*** The input

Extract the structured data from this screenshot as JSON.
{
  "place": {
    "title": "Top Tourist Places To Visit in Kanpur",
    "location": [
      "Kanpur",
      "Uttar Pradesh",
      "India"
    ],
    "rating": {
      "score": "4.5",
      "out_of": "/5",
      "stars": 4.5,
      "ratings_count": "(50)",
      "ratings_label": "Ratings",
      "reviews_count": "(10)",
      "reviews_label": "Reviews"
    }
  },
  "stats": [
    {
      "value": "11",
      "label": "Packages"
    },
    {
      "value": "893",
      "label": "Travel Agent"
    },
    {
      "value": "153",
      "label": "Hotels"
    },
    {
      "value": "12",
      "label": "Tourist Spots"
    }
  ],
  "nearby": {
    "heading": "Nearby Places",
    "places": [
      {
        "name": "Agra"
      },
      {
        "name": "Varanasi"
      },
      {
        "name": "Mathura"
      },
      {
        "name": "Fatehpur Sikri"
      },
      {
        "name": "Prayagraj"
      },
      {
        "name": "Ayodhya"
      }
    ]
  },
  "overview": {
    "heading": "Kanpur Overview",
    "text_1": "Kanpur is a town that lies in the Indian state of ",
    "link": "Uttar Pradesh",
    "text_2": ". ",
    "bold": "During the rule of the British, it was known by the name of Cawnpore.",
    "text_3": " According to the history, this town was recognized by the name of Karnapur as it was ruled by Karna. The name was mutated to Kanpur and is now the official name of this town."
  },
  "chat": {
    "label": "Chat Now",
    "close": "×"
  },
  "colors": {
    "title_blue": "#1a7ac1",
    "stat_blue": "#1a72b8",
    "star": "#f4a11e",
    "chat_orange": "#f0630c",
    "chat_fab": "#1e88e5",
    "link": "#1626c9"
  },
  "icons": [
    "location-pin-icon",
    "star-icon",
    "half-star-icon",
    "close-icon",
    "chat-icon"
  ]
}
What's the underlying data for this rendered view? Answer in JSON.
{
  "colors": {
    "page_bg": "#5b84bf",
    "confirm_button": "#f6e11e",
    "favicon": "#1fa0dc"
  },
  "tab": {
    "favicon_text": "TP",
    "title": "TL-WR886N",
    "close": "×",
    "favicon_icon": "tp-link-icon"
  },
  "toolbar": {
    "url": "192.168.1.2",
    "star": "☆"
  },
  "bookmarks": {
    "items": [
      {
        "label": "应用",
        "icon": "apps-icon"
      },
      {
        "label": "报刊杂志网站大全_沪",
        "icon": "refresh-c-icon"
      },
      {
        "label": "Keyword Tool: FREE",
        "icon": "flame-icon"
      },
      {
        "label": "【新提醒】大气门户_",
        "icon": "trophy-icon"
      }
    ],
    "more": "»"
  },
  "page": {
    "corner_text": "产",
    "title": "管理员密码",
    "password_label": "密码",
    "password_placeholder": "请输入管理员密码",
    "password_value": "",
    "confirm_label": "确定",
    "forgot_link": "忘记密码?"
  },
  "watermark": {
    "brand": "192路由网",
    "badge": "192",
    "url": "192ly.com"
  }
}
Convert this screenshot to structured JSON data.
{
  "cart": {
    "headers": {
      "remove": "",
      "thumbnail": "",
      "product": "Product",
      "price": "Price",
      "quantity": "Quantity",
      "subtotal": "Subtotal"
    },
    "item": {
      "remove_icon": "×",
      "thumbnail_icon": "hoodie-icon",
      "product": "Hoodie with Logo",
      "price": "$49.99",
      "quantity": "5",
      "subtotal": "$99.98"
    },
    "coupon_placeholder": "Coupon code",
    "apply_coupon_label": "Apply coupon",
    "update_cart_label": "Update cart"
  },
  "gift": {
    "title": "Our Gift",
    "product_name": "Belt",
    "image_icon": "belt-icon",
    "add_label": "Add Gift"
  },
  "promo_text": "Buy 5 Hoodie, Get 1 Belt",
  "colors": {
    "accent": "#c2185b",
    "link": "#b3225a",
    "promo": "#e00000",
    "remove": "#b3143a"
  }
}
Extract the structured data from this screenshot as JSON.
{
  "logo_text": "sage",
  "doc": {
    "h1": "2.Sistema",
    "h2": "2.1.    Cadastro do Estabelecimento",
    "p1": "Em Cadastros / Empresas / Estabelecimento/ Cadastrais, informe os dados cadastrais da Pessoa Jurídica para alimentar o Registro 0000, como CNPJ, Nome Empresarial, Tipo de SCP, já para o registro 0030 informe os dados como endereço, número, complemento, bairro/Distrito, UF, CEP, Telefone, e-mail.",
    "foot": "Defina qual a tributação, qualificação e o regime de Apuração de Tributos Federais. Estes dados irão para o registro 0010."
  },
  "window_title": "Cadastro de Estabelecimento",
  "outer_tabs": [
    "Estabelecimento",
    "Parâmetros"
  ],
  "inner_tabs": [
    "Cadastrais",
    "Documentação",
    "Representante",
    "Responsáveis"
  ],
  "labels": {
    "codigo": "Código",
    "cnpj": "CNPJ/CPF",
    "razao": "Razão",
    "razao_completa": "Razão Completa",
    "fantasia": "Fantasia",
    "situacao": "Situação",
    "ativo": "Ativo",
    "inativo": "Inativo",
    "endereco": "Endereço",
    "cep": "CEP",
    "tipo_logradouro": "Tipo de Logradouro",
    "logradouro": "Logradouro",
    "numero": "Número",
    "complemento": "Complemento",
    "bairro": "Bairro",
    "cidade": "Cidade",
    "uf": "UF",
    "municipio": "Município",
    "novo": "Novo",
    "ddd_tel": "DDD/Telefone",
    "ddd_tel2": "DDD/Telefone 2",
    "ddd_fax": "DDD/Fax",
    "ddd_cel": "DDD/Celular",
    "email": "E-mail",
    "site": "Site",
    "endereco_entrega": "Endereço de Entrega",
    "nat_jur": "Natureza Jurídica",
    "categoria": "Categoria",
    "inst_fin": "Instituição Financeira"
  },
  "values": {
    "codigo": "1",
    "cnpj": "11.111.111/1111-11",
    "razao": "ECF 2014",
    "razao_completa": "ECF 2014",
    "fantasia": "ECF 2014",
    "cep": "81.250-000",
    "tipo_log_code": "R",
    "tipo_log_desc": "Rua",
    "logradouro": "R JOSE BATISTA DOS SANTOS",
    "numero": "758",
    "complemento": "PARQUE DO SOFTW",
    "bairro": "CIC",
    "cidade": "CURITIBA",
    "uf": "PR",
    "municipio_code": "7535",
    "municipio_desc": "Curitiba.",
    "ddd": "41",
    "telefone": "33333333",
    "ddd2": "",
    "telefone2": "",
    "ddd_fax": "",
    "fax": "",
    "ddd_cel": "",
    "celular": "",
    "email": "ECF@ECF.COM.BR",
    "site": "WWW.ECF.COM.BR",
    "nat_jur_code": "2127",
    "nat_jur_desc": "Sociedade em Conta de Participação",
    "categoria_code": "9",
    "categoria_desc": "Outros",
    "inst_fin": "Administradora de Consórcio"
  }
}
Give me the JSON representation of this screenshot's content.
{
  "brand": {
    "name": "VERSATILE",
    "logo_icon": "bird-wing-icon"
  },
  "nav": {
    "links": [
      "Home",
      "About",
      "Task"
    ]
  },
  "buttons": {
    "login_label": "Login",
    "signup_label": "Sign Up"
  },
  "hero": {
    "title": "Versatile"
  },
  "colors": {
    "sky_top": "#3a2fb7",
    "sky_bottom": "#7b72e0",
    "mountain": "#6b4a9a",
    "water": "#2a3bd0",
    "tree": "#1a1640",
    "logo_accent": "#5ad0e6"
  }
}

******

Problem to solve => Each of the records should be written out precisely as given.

The completed task =>
Extract the structured data from this screenshot as JSON.
{
  "place": {
    "title": "Top Tourist Places To Visit in Kanpur",
    "location": [
      "Kanpur",
      "Uttar Pradesh",
      "India"
    ],
    "rating": {
      "score": "4.5",
      "out_of": "/5",
      "stars": 4.5,
      "ratings_count": "(50)",
      "ratings_label": "Ratings",
      "reviews_count": "(10)",
      "reviews_label": "Reviews"
    }
  },
  "stats": [
    {
      "value": "11",
      "label": "Packages"
    },
    {
      "value": "893",
      "label": "Travel Agent"
    },
    {
      "value": "153",
      "label": "Hotels"
    },
    {
      "value": "12",
      "label": "Tourist Spots"
    }
  ],
  "nearby": {
    "heading": "Nearby Places",
    "places": [
      {
        "name": "Agra"
      },
      {
        "name": "Varanasi"
      },
      {
        "name": "Mathura"
      },
      {
        "name": "Fatehpur Sikri"
      },
      {
        "name": "Prayagraj"
      },
      {
        "name": "Ayodhya"
      }
    ]
  },
  "overview": {
    "heading": "Kanpur Overview",
    "text_1": "Kanpur is a town that lies in the Indian state of ",
    "link": "Uttar Pradesh",
    "text_2": ". ",
    "bold": "During the rule of the British, it was known by the name of Cawnpore.",
    "text_3": " According to the history, this town was recognized by the name of Karnapur as it was ruled by Karna. The name was mutated to Kanpur and is now the official name of this town."
  },
  "chat": {
    "label": "Chat Now",
    "close": "×"
  },
  "colors": {
    "title_blue": "#1a7ac1",
    "stat_blue": "#1a72b8",
    "star": "#f4a11e",
    "chat_orange": "#f0630c",
    "chat_fab": "#1e88e5",
    "link": "#1626c9"
  },
  "icons": [
    "location-pin-icon",
    "star-icon",
    "half-star-icon",
    "close-icon",
    "chat-icon"
  ]
}
What's the underlying data for this rendered view? Answer in JSON.
{
  "colors": {
    "page_bg": "#5b84bf",
    "confirm_button": "#f6e11e",
    "favicon": "#1fa0dc"
  },
  "tab": {
    "favicon_text": "TP",
    "title": "TL-WR886N",
    "close": "×",
    "favicon_icon": "tp-link-icon"
  },
  "toolbar": {
    "url": "192.168.1.2",
    "star": "☆"
  },
  "bookmarks": {
    "items": [
      {
        "label": "应用",
        "icon": "apps-icon"
      },
      {
        "label": "报刊杂志网站大全_沪",
        "icon": "refresh-c-icon"
      },
      {
        "label": "Keyword Tool: FREE",
        "icon": "flame-icon"
      },
      {
        "label": "【新提醒】大气门户_",
        "icon": "trophy-icon"
      }
    ],
    "more": "»"
  },
  "page": {
    "corner_text": "产",
    "title": "管理员密码",
    "password_label": "密码",
    "password_placeholder": "请输入管理员密码",
    "password_value": "",
    "confirm_label": "确定",
    "forgot_link": "忘记密码?"
  },
  "watermark": {
    "brand": "192路由网",
    "badge": "192",
    "url": "192ly.com"
  }
}
Convert this screenshot to structured JSON data.
{
  "cart": {
    "headers": {
      "remove": "",
      "thumbnail": "",
      "product": "Product",
      "price": "Price",
      "quantity": "Quantity",
      "subtotal": "Subtotal"
    },
    "item": {
      "remove_icon": "×",
      "thumbnail_icon": "hoodie-icon",
      "product": "Hoodie with Logo",
      "price": "$49.99",
      "quantity": "5",
      "subtotal": "$99.98"
    },
    "coupon_placeholder": "Coupon code",
    "apply_coupon_label": "Apply coupon",
    "update_cart_label": "Update cart"
  },
  "gift": {
    "title": "Our Gift",
    "product_name": "Belt",
    "image_icon": "belt-icon",
    "add_label": "Add Gift"
  },
  "promo_text": "Buy 5 Hoodie, Get 1 Belt",
  "colors": {
    "accent": "#c2185b",
    "link": "#b3225a",
    "promo": "#e00000",
    "remove": "#b3143a"
  }
}
Extract the structured data from this screenshot as JSON.
{
  "logo_text": "sage",
  "doc": {
    "h1": "2.Sistema",
    "h2": "2.1.    Cadastro do Estabelecimento",
    "p1": "Em Cadastros / Empresas / Estabelecimento/ Cadastrais, informe os dados cadastrais da Pessoa Jurídica para alimentar o Registro 0000, como CNPJ, Nome Empresarial, Tipo de SCP, já para o registro 0030 informe os dados como endereço, número, complemento, bairro/Distrito, UF, CEP, Telefone, e-mail.",
    "foot": "Defina qual a tributação, qualificação e o regime de Apuração de Tributos Federais. Estes dados irão para o registro 0010."
  },
  "window_title": "Cadastro de Estabelecimento",
  "outer_tabs": [
    "Estabelecimento",
    "Parâmetros"
  ],
  "inner_tabs": [
    "Cadastrais",
    "Documentação",
    "Representante",
    "Responsáveis"
  ],
  "labels": {
    "codigo": "Código",
    "cnpj": "CNPJ/CPF",
    "razao": "Razão",
    "razao_completa": "Razão Completa",
    "fantasia": "Fantasia",
    "situacao": "Situação",
    "ativo": "Ativo",
    "inativo": "Inativo",
    "endereco": "Endereço",
    "cep": "CEP",
    "tipo_logradouro": "Tipo de Logradouro",
    "logradouro": "Logradouro",
    "numero": "Número",
    "complemento": "Complemento",
    "bairro": "Bairro",
    "cidade": "Cidade",
    "uf": "UF",
    "municipio": "Município",
    "novo": "Novo",
    "ddd_tel": "DDD/Telefone",
    "ddd_tel2": "DDD/Telefone 2",
    "ddd_fax": "DDD/Fax",
    "ddd_cel": "DDD/Celular",
    "email": "E-mail",
    "site": "Site",
    "endereco_entrega": "Endereço de Entrega",
    "nat_jur": "Natureza Jurídica",
    "categoria": "Categoria",
    "inst_fin": "Instituição Financeira"
  },
  "values": {
    "codigo": "1",
    "cnpj": "11.111.111/1111-11",
    "razao": "ECF 2014",
    "razao_completa": "ECF 2014",
    "fantasia": "ECF 2014",
    "cep": "81.250-000",
    "tipo_log_code": "R",
    "tipo_log_desc": "Rua",
    "logradouro": "R JOSE BATISTA DOS SANTOS",
    "numero": "758",
    "complemento": "PARQUE DO SOFTW",
    "bairro": "CIC",
    "cidade": "CURITIBA",
    "uf": "PR",
    "municipio_code": "7535",
    "municipio_desc": "Curitiba.",
    "ddd": "41",
    "telefone": "33333333",
    "ddd2": "",
    "telefone2": "",
    "ddd_fax": "",
    "fax": "",
    "ddd_cel": "",
    "celular": "",
    "email": "ECF@ECF.COM.BR",
    "site": "WWW.ECF.COM.BR",
    "nat_jur_code": "2127",
    "nat_jur_desc": "Sociedade em Conta de Participação",
    "categoria_code": "9",
    "categoria_desc": "Outros",
    "inst_fin": "Administradora de Consórcio"
  }
}
Give me the JSON representation of this screenshot's content.
{
  "brand": {
    "name": "VERSATILE",
    "logo_icon": "bird-wing-icon"
  },
  "nav": {
    "links": [
      "Home",
      "About",
      "Task"
    ]
  },
  "buttons": {
    "login_label": "Login",
    "signup_label": "Sign Up"
  },
  "hero": {
    "title": "Versatile"
  },
  "colors": {
    "sky_top": "#3a2fb7",
    "sky_bottom": "#7b72e0",
    "mountain": "#6b4a9a",
    "water": "#2a3bd0",
    "tree": "#1a1640",
    "logo_accent": "#5ad0e6"
  }
}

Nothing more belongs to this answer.